Items from a dataset

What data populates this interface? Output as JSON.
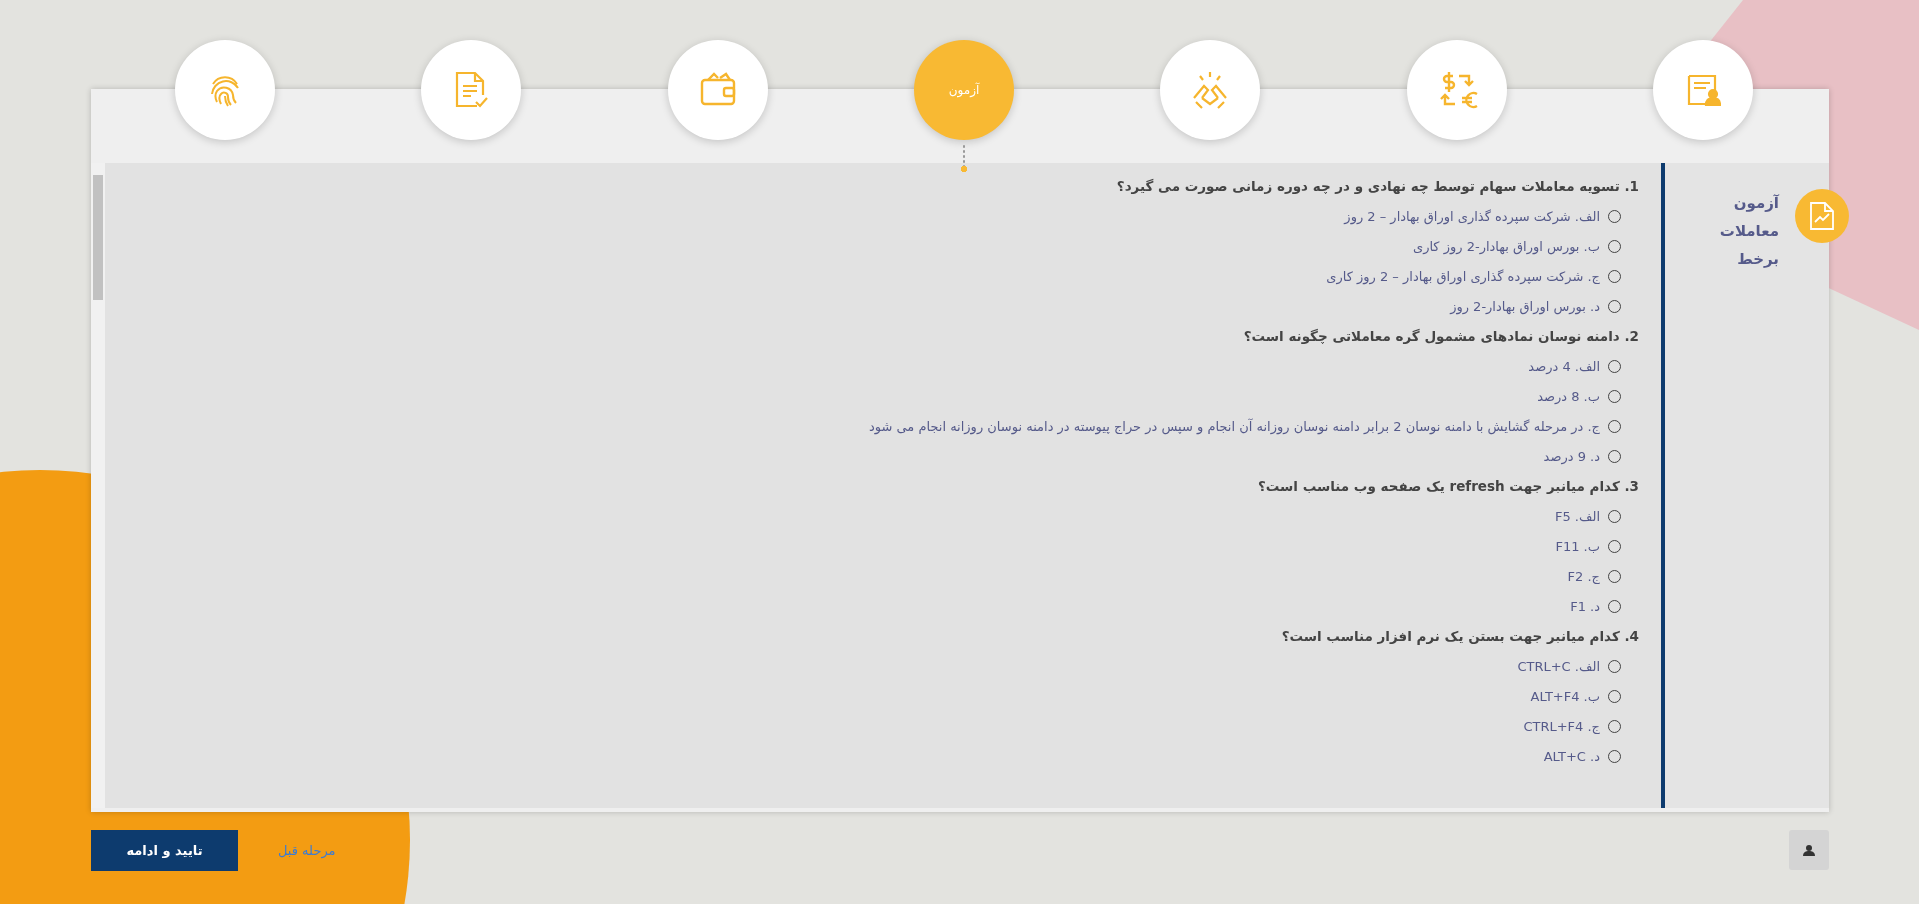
{
  "steps": [
    {
      "kind": "id-card",
      "selected": false
    },
    {
      "kind": "exchange",
      "selected": false
    },
    {
      "kind": "handshake",
      "selected": false
    },
    {
      "kind": "label",
      "label": "آزمون",
      "selected": true
    },
    {
      "kind": "wallet",
      "selected": false
    },
    {
      "kind": "document",
      "selected": false
    },
    {
      "kind": "fingerprint",
      "selected": false
    }
  ],
  "sidebar": {
    "title": "آزمون معاملات برخط"
  },
  "questions": [
    {
      "text": "1. تسویه معاملات سهام توسط چه نهادی و در چه دوره زمانی صورت می گیرد؟",
      "options": [
        {
          "text": "الف. شرکت سپرده گذاری اوراق بهادار – 2 روز",
          "selected": false
        },
        {
          "text": "ب. بورس اوراق بهادار-2 روز کاری",
          "selected": false
        },
        {
          "text": "ج. شرکت سپرده گذاری اوراق بهادار – 2 روز کاری",
          "selected": false
        },
        {
          "text": "د. بورس اوراق بهادار-2 روز",
          "selected": false
        }
      ]
    },
    {
      "text": "2. دامنه نوسان نمادهای مشمول گره معاملاتی چگونه است؟",
      "options": [
        {
          "text": "الف. 4 درصد",
          "selected": false
        },
        {
          "text": "ب. 8 درصد",
          "selected": false
        },
        {
          "text": "ج. در مرحله گشایش با دامنه نوسان 2 برابر دامنه نوسان روزانه آن انجام و سپس در حراج پیوسته در دامنه نوسان روزانه انجام می شود",
          "selected": false
        },
        {
          "text": "د. 9 درصد",
          "selected": false
        }
      ]
    },
    {
      "text": "3. کدام میانبر جهت refresh یک صفحه وب مناسب است؟",
      "options": [
        {
          "text": "الف. F5",
          "selected": false
        },
        {
          "text": "ب. F11",
          "selected": false
        },
        {
          "text": "ج. F2",
          "selected": false
        },
        {
          "text": "د. F1",
          "selected": false
        }
      ]
    },
    {
      "text": "4. کدام میانبر جهت بستن یک نرم افزار مناسب است؟",
      "options": [
        {
          "text": "الف. CTRL+C",
          "selected": false
        },
        {
          "text": "ب. ALT+F4",
          "selected": false
        },
        {
          "text": "ج. CTRL+F4",
          "selected": false
        },
        {
          "text": "د. ALT+C",
          "selected": false
        }
      ]
    }
  ],
  "buttons": {
    "confirm": "تایید و ادامه",
    "back": "مرحله قبل"
  }
}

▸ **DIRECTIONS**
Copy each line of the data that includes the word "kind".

▸ **REPLY**
      "kind": "id-card",
      "kind": "exchange",
      "kind": "handshake",
      "kind": "label",
      "kind": "wallet",
      "kind": "document",
      "kind": "fingerprint",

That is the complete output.